Index Crimes Law and Legal Definition

Index crimes are the eight crimes the FBI combines to produce its annual crime index. These offenses include willful homicide, forcible rape, robbery, burglary, aggravated assault, larceny over $50, motor vehicle theft, and arson. In order to compare statistical information on a national basis it was necessary to come up with a common definition for crime comparison. The index seeks to overcome differences in individual state statues, that would ignore how the individual is charged, and create a standardized definition of crime classification. This was done through defining serious and non-serious offenses. Part I crimes are comprised of serious felonies and Part II crimes are comprised of non serious felonies and misdemeanors. Together these two types of classifications make up the crimes reported in the Uniform Crime Reports (UCR).

The reporting of offenses known is limited to the selected crime classifications because they are the crimes most likely to be reported and most likely to occur with sufficient frequency to provide an adequate basis for comparison. Arson was not originally part of the crime reporting process, but was added to the Crime Index in October 1978. With the passage of the Anti-Arson Act of 1982, Arson was permanently designated as reportable.

The Crime Index total is the sum of selected offenses used to measure crime rates and their fluctuations reported to law enforcement. The offenses included in the Crime Index total are the violent crimes of Murder and Nonnegligent Manslaughter, Forcible Rape, Robbery, and Aggravated Assault, and the property crimes of Burglary, Larceny-theft, and Motor Vehicle Theft. Arson is excluded due to inconsistent reporting.

Participation in the National UCR Program is strictly voluntary, however, law enforcement agencies representing roughly 95% of the nations population participate. In reporting crimes, agencies are instructed to follow a 'hierarchy rule", so that when several offenses are committed at the same time and place, after classifying all Part I offenses, only the highest scoring offense is scored and the rest are ignored.

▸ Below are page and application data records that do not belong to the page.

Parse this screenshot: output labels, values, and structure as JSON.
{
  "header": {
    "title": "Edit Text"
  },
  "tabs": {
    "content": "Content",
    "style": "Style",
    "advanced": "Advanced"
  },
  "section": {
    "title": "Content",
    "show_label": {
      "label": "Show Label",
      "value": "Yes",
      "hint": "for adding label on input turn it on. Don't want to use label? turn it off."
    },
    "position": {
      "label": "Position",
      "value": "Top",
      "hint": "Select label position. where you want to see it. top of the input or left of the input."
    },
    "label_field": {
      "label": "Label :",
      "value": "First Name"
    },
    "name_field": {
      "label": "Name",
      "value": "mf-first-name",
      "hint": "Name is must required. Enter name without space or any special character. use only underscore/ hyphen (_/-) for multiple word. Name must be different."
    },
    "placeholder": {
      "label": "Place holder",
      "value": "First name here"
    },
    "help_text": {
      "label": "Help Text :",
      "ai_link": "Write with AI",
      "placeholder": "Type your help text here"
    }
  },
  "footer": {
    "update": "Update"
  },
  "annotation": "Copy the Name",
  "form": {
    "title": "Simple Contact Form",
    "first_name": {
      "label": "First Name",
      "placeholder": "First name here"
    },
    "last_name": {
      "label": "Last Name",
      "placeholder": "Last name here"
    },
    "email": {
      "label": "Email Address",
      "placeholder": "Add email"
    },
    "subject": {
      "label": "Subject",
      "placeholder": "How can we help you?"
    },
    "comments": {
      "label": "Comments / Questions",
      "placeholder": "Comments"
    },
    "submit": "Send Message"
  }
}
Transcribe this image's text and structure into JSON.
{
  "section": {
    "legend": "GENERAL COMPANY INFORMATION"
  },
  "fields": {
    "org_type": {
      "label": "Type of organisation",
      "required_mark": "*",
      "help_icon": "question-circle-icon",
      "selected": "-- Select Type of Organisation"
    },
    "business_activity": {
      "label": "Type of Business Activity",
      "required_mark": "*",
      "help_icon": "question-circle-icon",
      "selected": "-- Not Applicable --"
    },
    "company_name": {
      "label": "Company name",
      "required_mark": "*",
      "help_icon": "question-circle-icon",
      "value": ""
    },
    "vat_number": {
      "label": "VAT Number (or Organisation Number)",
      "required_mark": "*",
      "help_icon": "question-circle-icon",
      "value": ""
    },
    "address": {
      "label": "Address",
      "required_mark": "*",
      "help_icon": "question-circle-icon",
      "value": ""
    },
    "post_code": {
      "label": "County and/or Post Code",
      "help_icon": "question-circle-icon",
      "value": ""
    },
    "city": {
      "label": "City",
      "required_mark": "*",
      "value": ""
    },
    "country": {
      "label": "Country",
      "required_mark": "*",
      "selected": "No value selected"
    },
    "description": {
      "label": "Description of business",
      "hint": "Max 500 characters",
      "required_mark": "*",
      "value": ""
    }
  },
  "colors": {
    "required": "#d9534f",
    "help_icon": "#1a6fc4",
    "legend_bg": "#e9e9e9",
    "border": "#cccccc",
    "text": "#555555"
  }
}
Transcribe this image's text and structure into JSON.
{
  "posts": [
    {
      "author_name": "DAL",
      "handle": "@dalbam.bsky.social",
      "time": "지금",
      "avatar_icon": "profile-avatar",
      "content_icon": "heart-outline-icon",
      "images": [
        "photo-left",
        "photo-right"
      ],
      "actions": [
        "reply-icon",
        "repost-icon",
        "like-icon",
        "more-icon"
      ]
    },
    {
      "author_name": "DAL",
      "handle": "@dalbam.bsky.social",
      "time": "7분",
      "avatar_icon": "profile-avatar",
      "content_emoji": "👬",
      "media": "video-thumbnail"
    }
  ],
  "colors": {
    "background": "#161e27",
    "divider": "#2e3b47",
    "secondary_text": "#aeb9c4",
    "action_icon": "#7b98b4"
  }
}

For more information on Index Crimes and Uniform Crime Reports, see: